When arts patron Stefanie Kahn and her husband, Douglas,
moved from New York to Raleigh, North Carolina, she
quickly became active in fundraising for Carolina Ballet.
“The feedback we got from some of the patrons was that
they would like to get to know the dancers better,” says
Kahn. For a fundraising auction, she offered a package
of a dinner, cooked by Carolina Ballet principal dancer
Marcelo Martinez (known for making a fierce paella) and
other company dancers, in her home. “Through that, I got
to know Marcelo a little bit and we really hit it off,” she
says. When the opportunity arose for her and her husband
to sponsor a dancer, they immediately chose Martinez.
Now more than ever, ballet companies are searching
for creative ways to build revenue. One tactic has stood
out: patrons choosing to donate via the sponsorship of
a particular dancer. Often implemented by large troupes
like American Ballet Theatre (all of its principals and most
soloists have sponsors), the trend has now reached smaller
companies such as Cincinnati Ballet and Carolina Ballet.
And while the idea of sponsoring a ballerina might initially
seem somewhat indelicate, the cultivation of such benefac-
tors retains solid footing in the dance world.
But what is assumed in the relationship? “Nothing is
expected,” says Lilyan Vigo Ellis, who retired from Caro-
lina Ballet last season after a 20-year career there, six of
which were sponsored by Dr. and Mrs. Malcolm Brown.
“We became like family. Every time they came to a show,
they let me know they were coming and we’d go out to
dinner. One year they invited me to their beach house and
I spent a couple of days there. They treat my sons like
grandkids. I wrote a personal note to them that I was retir-
ing, so they were among the first people I notified.”
Some sponsor/dancer relationships create complica-
tions, however. Before joining Carolina Ballet in 2007,
Martinez danced lead roles with another midsized com-
pany. “One sponsor asked for their dancer to be cast in
some ballets for the performance they were attending,”
says Martinez. He also heard about a patron who paid for
a specific ballet and then requested that the male dancer he
sponsored dance the principal role. “It brings up ques-
tions,” he says.
To be clear, patrons almost never pay the dancers’
salaries directly. The donations go to the company, not
to the dancer. “The sponsors give the company money in
honor of me,” says Vigo Ellis. The artistic director and
staff decide where the money goes.
How do companies find sponsors? Cincinnati Ballet, which has had a successful sponsorship program since
the early 2000s, hosts gatherings at the beginning of the
season to introduce new and returning dancers to current
and prospective sponsors. Some patrons are also drawn to

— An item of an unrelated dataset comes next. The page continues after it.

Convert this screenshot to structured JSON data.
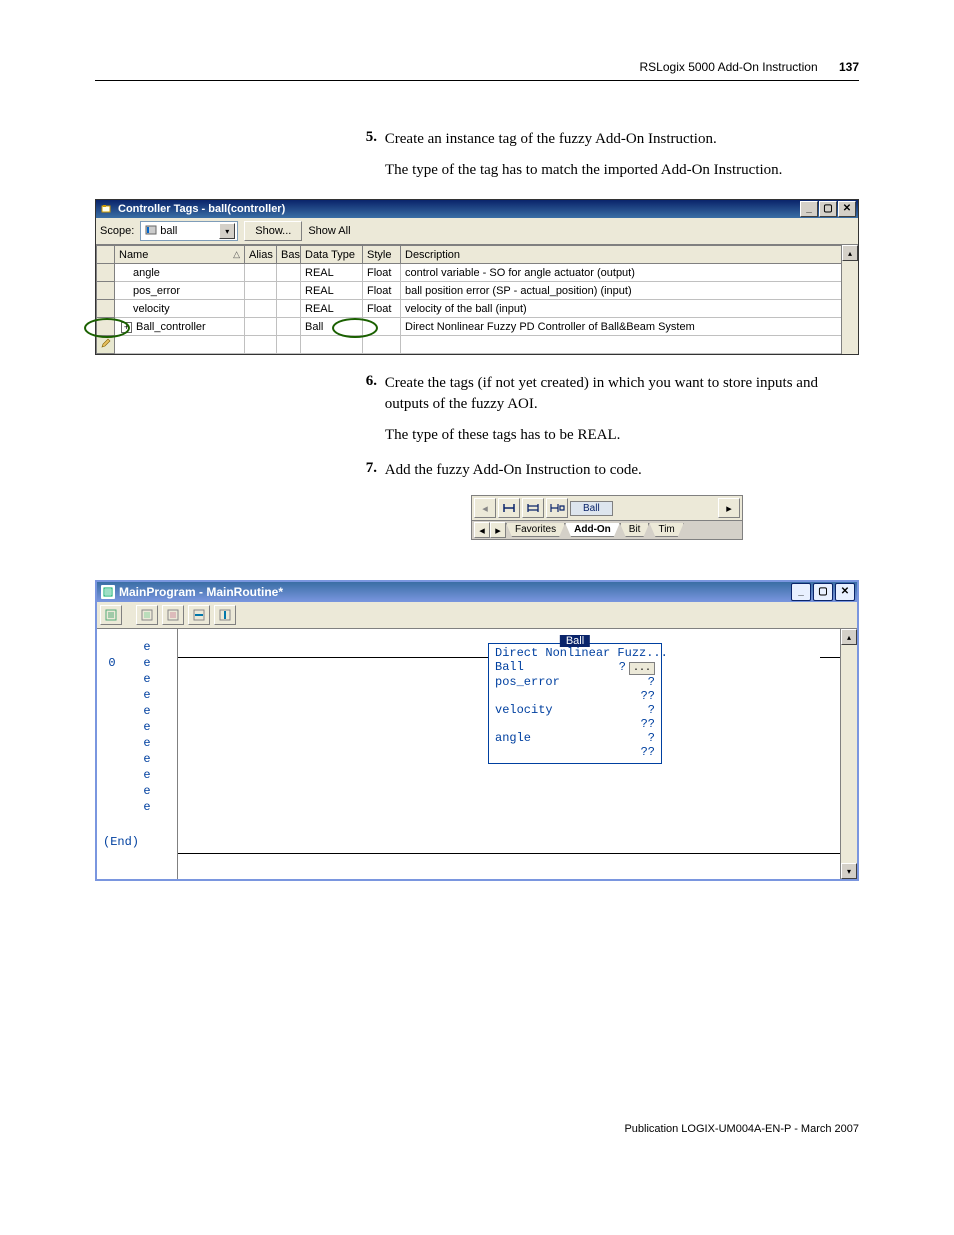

sponsorship through the company website or the program.
Cincinnati Ballet’s minimum sponsorship for 2016–17
The reality of sponsorships—
from both sides of the stage
BY JOSEPH CARMAN
Lilyan Vigo Ellis and
Marcelo Martinez in
Black and White Swan 2 0 / 2